Sales Representatives We often join a company in the role of a Sales Person or Sales Representative. In most cases, it is on a self-employed basis. We see an advert; we apply by phone or in writing. We get basic training on the products/services, either online platform or an offline at the business premises. We are equipped with the necessary props and paperwork and sent to either generate our leads or agree to go on company generated leads.
What challenges were you faced with?
The challenge, in most cases, is that we work the bases of a trial and error and number-crunching exercise in most cases going back and forth to each potential client to create a sale. The general excuses we get for this kind of delay is things like; we are busy this week call back next week, the boss is away, can you send info in the post or email to us. This process gets tedious and very tiring.
When do eventually get appointments booked but don’t get very far with the sales presentation, it is usually one of the following reasons:
a) a no show – Nobody turned up.
b a blow-out – they cancel at last minute
c) one legger – Only one part of a decision-maker present.
What is it costing us and the company?
When we eventually got to see the right decision-makers and complete the presentation but don’t close the deal, we get objections on pricing, lack of information, not warming the client well to have the ‘know, like and trust’ factor. These are some of the factors that lead to so much cash left on the table.
This costs companies time, money a big staff turnaround as the Sales Representatives end of blaming their lack of sales to company’s training, bad leads etc. and leave to frustration and lacking in self-confidence that they are no good at selling and end up quitting.
How can I solve this?
I too, have gone through these motions both from the position of a Sales Representative and a Company Director. I decided to look at what I did differently to achieve sales and what helped me structure the process better. I put a list of things that worked well.

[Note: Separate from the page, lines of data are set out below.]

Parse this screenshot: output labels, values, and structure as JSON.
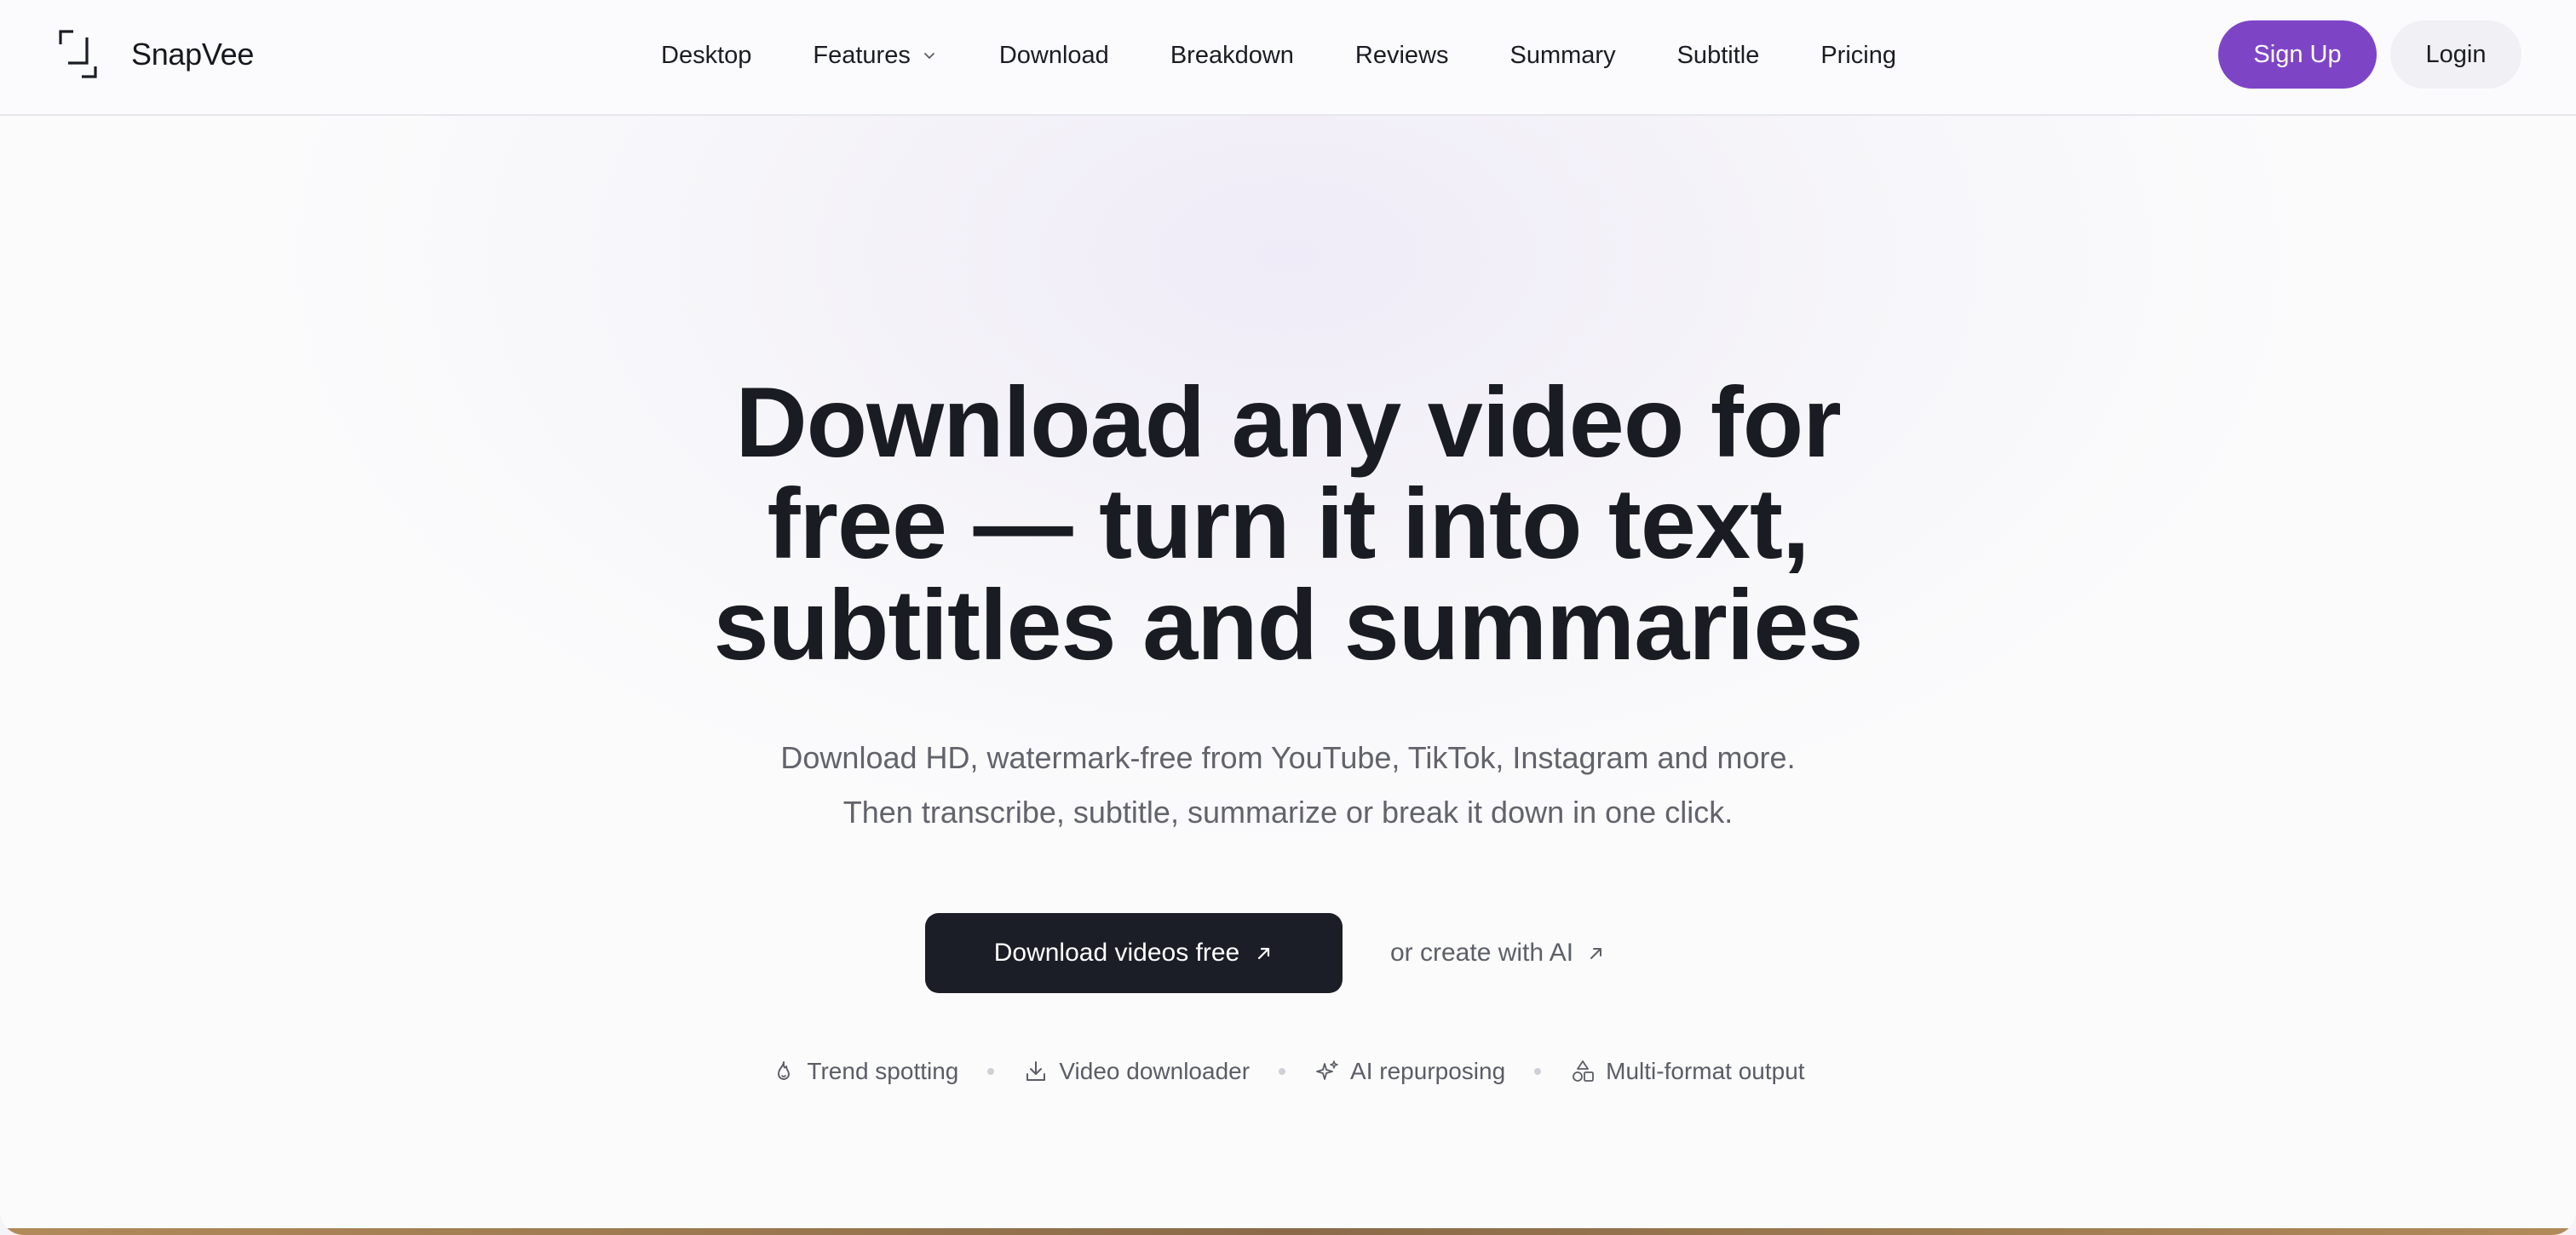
{
  "brand": {
    "name": "SnapVee",
    "accent": "#7e44c6",
    "dark": "#1b1e26"
  },
  "nav": {
    "links": [
      {
        "label": "Desktop"
      },
      {
        "label": "Features",
        "has_dropdown": true
      },
      {
        "label": "Download"
      },
      {
        "label": "Breakdown"
      },
      {
        "label": "Reviews"
      },
      {
        "label": "Summary"
      },
      {
        "label": "Subtitle"
      },
      {
        "label": "Pricing"
      }
    ],
    "signup_label": "Sign Up",
    "login_label": "Login"
  },
  "hero": {
    "title_line1": "Download any video for",
    "title_line2": "free — turn it into text,",
    "title_line3": "subtitles and summaries",
    "subtitle_line1": "Download HD, watermark-free from YouTube, TikTok, Instagram and more.",
    "subtitle_line2": "Then transcribe, subtitle, summarize or break it down in one click.",
    "primary_cta": "Download videos free",
    "secondary_cta": "or create with AI"
  },
  "features": [
    {
      "icon": "flame-icon",
      "label": "Trend spotting"
    },
    {
      "icon": "download-icon",
      "label": "Video downloader"
    },
    {
      "icon": "sparkles-icon",
      "label": "AI repurposing"
    },
    {
      "icon": "shapes-icon",
      "label": "Multi-format output"
    }
  ]
}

It boiled down to the following
1 – A practical comfortable to follow sales step process
2 – To qualify the leads and potential clients better by asking questions to find their needs and wants
3 – To present pricing in a way that the clients see value to investment and to justify their spend.
4 – to handle objections in a caring and understanding way.
By following each step of the process in order and assessing the responses appropriately, it made the process to write more sales easier, putting the fun back in selling without selling.
In my courses, I show you how to follow these principles effectively to achieve great success and never worry about leaving cash on the table again